== Segment start ==

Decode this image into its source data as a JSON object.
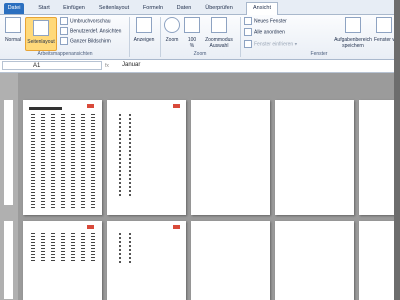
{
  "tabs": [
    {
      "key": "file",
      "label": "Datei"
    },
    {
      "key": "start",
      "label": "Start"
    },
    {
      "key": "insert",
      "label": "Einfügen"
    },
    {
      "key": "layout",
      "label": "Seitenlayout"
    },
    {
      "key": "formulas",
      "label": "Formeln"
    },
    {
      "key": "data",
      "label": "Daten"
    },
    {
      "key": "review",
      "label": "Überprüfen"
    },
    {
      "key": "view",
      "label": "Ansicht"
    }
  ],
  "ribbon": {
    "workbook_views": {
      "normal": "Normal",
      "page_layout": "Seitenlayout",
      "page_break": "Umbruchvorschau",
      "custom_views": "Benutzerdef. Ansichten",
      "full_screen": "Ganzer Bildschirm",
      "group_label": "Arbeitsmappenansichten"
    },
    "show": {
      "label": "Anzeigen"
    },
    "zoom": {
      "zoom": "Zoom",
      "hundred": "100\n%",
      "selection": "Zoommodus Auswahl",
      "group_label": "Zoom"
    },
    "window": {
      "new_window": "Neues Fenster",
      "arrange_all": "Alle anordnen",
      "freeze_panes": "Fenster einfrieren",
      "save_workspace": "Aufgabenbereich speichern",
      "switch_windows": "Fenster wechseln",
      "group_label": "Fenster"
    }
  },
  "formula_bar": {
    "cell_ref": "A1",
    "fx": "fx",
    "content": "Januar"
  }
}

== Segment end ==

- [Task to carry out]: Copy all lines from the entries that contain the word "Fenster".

- [Task answer]:
      "new_window": "Neues Fenster",
      "freeze_panes": "Fenster einfrieren",
      "switch_windows": "Fenster wechseln",
      "group_label": "Fenster"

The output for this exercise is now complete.